[Material for the task — start]

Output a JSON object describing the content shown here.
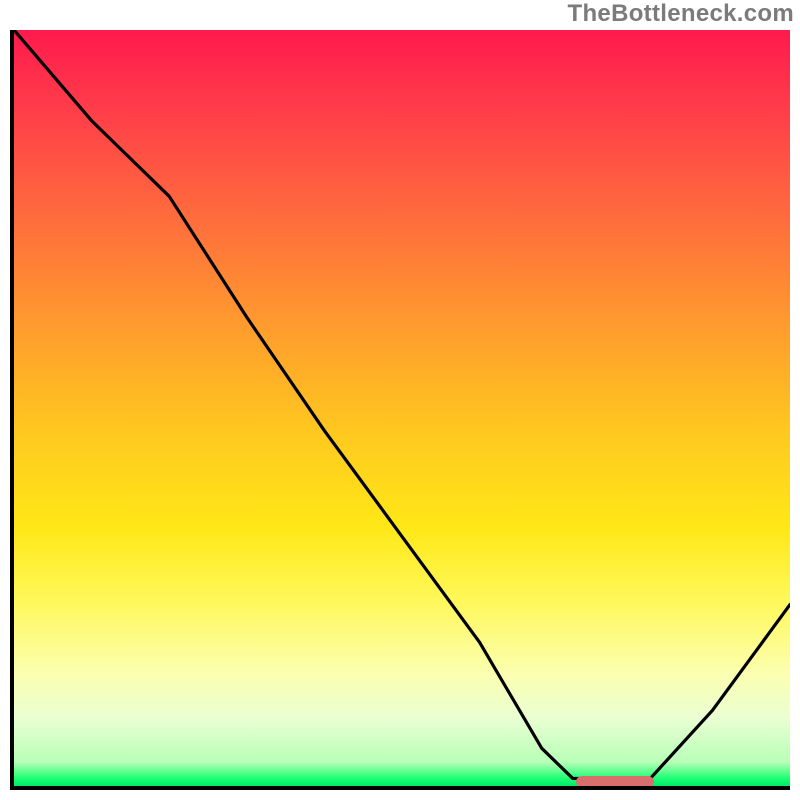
{
  "watermark": "TheBottleneck.com",
  "chart_data": {
    "type": "line",
    "title": "",
    "xlabel": "",
    "ylabel": "",
    "xlim": [
      0,
      100
    ],
    "ylim": [
      0,
      100
    ],
    "series": [
      {
        "name": "bottleneck-curve",
        "x": [
          0,
          10,
          20,
          30,
          40,
          50,
          60,
          68,
          72,
          78,
          82,
          90,
          100
        ],
        "y": [
          100,
          88,
          78,
          62,
          47,
          33,
          19,
          5,
          1,
          1,
          1,
          10,
          24
        ]
      }
    ],
    "marker": {
      "name": "optimal-range",
      "x_start": 72,
      "x_end": 82,
      "y": 1,
      "color": "#d96f6d"
    },
    "gradient_stops": [
      {
        "pct": 0,
        "color": "#ff1a4d"
      },
      {
        "pct": 25,
        "color": "#ff6a3d"
      },
      {
        "pct": 55,
        "color": "#ffc81f"
      },
      {
        "pct": 78,
        "color": "#fff85a"
      },
      {
        "pct": 94,
        "color": "#eaffd2"
      },
      {
        "pct": 100,
        "color": "#00e868"
      }
    ]
  }
}
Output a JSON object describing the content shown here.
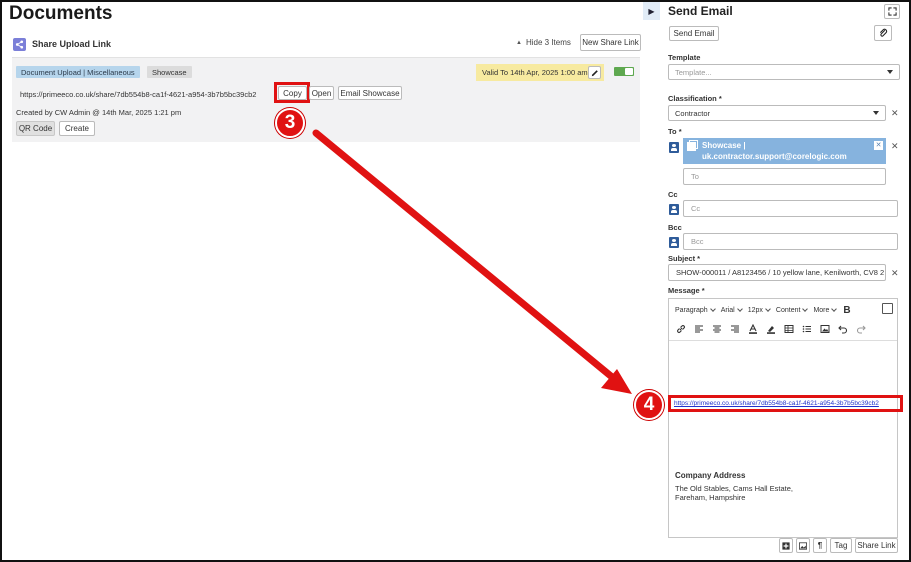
{
  "documents": {
    "title": "Documents",
    "share_section": {
      "icon": "share-icon",
      "title": "Share Upload Link",
      "hide_label": "Hide 3 Items",
      "new_share_label": "New Share Link"
    },
    "share_card": {
      "category_tag": "Document Upload | Miscellaneous",
      "showcase_tag": "Showcase",
      "valid_label": "Valid To 14th Apr, 2025 1:00 am",
      "url": "https://primeeco.co.uk/share/7db554b8-ca1f-4621-a954-3b7b5bc39cb2",
      "copy_label": "Copy",
      "open_label": "Open",
      "email_label": "Email Showcase",
      "created_text": "Created by CW Admin @ 14th Mar, 2025 1:21 pm",
      "qr_label": "QR Code",
      "create_label": "Create"
    }
  },
  "annotations": {
    "step3": "3",
    "step4": "4",
    "highlight_color": "#e01212"
  },
  "email_panel": {
    "title": "Send Email",
    "send_label": "Send Email",
    "template": {
      "label": "Template",
      "placeholder": "Template..."
    },
    "classification": {
      "label": "Classification *",
      "value": "Contractor"
    },
    "to": {
      "label": "To *",
      "chip_line1": "Showcase |",
      "chip_line2": "uk.contractor.support@corelogic.com",
      "placeholder": "To"
    },
    "cc": {
      "label": "Cc",
      "placeholder": "Cc"
    },
    "bcc": {
      "label": "Bcc",
      "placeholder": "Bcc"
    },
    "subject": {
      "label": "Subject *",
      "value": "SHOW-000011 / A8123456 / 10 yellow lane, Kenilworth, CV8 2"
    },
    "message": {
      "label": "Message *",
      "toolbar": {
        "paragraph": "Paragraph",
        "font": "Arial",
        "size": "12px",
        "content": "Content",
        "more": "More",
        "bold": "B"
      },
      "body_link": "https://primeeco.co.uk/share/7db554b8-ca1f-4621-a954-3b7b5bc39cb2",
      "address_title": "Company Address",
      "address_line1": "The Old Stables, Cams Hall Estate,",
      "address_line2": "Fareham, Hampshire"
    },
    "footer": {
      "tag_label": "Tag",
      "share_link_label": "Share Link"
    }
  }
}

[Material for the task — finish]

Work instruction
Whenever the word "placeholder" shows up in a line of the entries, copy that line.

Problem solution
      "placeholder": "Template..."
      "placeholder": "To"
      "placeholder": "Cc"
      "placeholder": "Bcc"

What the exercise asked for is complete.